It’s easy to be blasé about the risks of not deleting personal data from old devices, but sometimes a cautionary tale demonstrates what’s at stake.
Many years ago, your correspondent was visiting his parents when the house phone rang. On the line was a stranger, who’d acquired the phone number from a very unusual source.
Six months earlier, the lady of the house had disposed of an old – and supposedly broken – Apple Mac Mini at the local recycling centre.
Yet instead of being crushed, recycled or deconstructed, it had been picked up by a self-declared tech scavenger.
He’d managed to get the computer working again, bypass Apple’s security settings (which were less rigorous than they are nowadays) and access the hard drive.
He’d successfully extracted personal data including secure webpage URLs, social media accounts – and the house phone number he’d just called.
This particular story has a happy ending. The scavenger was simply letting us know the information was out there, and asking what we wanted him to do.
One full factory reset later, the repaired iMac was wiped clean, and a chastened family agreed never to dispose of any electronic device without first purging it of personally identifiable information (PII).
Where do I start?
Having established the importance of deleting personal data from old devices, it’s time to consider how this is achieved in practice.
It’s not sufficient to drag items to a desktop recycle bin and empty it. Files – and useable fragments – might still be stored in the recesses of the hard drive.
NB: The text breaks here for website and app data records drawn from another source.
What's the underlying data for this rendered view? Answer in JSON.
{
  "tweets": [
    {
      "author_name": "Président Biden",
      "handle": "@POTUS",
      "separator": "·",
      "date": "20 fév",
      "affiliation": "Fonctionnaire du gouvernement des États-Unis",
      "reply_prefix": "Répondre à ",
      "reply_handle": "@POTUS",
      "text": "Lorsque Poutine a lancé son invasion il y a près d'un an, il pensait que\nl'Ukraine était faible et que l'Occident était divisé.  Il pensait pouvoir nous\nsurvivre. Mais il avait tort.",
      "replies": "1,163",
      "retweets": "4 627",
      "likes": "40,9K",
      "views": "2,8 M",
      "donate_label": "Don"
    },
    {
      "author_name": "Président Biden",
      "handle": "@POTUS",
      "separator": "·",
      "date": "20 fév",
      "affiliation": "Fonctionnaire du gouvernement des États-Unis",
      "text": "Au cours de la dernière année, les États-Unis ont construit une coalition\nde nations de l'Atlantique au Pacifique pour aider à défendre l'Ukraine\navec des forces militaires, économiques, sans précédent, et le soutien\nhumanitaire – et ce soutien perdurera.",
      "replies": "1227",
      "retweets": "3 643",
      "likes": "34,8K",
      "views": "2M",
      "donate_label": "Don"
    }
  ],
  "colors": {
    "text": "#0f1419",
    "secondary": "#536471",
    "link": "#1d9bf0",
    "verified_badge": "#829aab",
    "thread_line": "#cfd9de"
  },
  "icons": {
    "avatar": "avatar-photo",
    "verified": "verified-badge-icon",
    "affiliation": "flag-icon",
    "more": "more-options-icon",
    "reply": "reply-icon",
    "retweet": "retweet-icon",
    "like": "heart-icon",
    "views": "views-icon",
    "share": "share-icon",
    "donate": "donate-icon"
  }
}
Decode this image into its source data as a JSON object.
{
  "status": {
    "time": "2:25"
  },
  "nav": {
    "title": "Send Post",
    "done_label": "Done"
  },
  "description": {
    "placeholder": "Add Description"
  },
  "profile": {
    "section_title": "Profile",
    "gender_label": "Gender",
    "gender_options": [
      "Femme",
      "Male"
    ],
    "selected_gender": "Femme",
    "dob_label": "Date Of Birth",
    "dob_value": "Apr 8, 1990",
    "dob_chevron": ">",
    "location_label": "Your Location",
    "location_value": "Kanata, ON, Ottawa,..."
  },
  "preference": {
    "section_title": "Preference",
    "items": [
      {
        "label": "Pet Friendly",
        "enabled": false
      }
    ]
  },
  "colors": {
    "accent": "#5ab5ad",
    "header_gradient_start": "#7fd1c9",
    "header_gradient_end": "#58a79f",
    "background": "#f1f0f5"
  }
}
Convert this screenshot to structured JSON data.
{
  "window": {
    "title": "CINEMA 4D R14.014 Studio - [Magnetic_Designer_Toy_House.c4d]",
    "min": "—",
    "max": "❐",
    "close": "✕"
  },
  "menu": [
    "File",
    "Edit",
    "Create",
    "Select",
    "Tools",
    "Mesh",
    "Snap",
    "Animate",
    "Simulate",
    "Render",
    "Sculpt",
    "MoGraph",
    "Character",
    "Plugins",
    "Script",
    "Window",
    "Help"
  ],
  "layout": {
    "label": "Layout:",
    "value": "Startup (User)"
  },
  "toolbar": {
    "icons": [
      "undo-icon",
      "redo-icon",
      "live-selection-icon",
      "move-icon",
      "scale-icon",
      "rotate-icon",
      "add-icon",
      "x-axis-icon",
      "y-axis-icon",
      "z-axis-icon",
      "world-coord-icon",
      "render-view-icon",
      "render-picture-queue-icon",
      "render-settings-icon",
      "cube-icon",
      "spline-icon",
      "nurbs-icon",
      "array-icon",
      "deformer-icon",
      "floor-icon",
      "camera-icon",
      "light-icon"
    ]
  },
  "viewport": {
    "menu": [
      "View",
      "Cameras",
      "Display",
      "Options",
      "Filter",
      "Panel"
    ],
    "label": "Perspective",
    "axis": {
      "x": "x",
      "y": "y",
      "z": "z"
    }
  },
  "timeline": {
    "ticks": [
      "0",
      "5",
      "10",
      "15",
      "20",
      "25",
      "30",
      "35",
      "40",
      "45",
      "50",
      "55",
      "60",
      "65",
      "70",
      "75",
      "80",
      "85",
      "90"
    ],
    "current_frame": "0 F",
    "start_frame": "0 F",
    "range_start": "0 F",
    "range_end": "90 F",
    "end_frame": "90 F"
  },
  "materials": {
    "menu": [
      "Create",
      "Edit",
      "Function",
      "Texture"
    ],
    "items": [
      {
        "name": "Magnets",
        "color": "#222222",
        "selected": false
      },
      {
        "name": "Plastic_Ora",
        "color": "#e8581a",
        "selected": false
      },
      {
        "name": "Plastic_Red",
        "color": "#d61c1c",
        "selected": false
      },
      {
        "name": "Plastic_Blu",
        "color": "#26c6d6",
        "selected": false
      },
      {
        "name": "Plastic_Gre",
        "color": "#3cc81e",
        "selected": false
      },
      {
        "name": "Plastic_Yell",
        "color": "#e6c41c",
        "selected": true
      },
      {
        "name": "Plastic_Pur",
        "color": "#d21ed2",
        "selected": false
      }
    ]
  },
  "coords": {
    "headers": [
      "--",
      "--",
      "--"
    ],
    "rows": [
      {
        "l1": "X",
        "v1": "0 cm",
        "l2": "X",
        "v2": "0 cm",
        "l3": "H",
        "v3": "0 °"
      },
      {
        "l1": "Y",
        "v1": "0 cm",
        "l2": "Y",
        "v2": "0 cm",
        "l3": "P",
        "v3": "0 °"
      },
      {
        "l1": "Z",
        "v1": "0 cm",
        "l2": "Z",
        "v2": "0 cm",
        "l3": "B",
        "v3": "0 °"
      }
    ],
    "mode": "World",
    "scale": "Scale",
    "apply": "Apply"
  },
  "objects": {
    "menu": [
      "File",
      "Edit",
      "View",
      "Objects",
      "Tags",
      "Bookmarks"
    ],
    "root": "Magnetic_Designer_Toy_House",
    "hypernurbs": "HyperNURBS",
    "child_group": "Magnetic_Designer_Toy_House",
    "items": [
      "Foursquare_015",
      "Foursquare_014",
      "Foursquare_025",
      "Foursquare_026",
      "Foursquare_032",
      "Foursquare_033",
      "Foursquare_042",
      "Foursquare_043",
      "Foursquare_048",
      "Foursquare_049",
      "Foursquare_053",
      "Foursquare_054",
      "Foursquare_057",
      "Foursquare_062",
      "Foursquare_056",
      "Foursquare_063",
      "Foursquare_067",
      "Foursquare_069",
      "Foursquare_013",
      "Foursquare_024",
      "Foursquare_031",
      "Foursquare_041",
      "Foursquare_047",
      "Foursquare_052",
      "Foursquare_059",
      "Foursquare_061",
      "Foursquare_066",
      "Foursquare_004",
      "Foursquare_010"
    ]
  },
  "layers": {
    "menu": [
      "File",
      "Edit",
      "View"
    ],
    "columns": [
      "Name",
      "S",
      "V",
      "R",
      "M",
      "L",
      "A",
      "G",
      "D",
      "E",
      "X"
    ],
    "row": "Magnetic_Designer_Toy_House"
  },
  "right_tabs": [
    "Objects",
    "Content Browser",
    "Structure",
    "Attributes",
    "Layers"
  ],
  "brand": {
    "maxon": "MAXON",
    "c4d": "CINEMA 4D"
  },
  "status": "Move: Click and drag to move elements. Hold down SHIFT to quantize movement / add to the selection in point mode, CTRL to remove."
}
Don’t assume only computers and smartphones can be pillaged for PII. Digital cameras, games consoles, tablets and even smart speakers should also be erased.
The first step is to ensure any PII you want to keep has already been removed. On a computer, this might include:
Save everything to files and folders on a replacement machine, in the cloud, on external storage media like a USB stick or a DVD-RW.
Open a few files at random to ensure they copied across without corrupting, giving you confidence to erase the originals.
Remove ejectable storage media (microSD cards, SIM cards and suchlike) from the device.
Next, log out of any accounts, websites or utilities – especially your Apple ID or Google account.
Deleting cookies helps to simplify the transition to another machine, where service providers won’t initially recognise you.
Now it’s time to perform a full factory reset on the machine – the final stage in deleting personal data from old devices.
This process varies by platform, but the results ought to be similar.
On a Windows 11 PC, search for Reset This Device. On an Android 13 tablet or smartphone, go to Settings > System > Reset options > Erase all data.
Make a cup of tea while the formatting takes place, but don’t assume a blank screen means the process is complete.
Always test the device before selling it or throwing it away, to ensure it really has been reset to factory defaults.
If the reset hasn’t worked, you might need to run it again.
Once the device is restored to factory settings, you can investigate reselling or disposing of it. The Recycle Your Electricals website offers advice regarding the latter approach.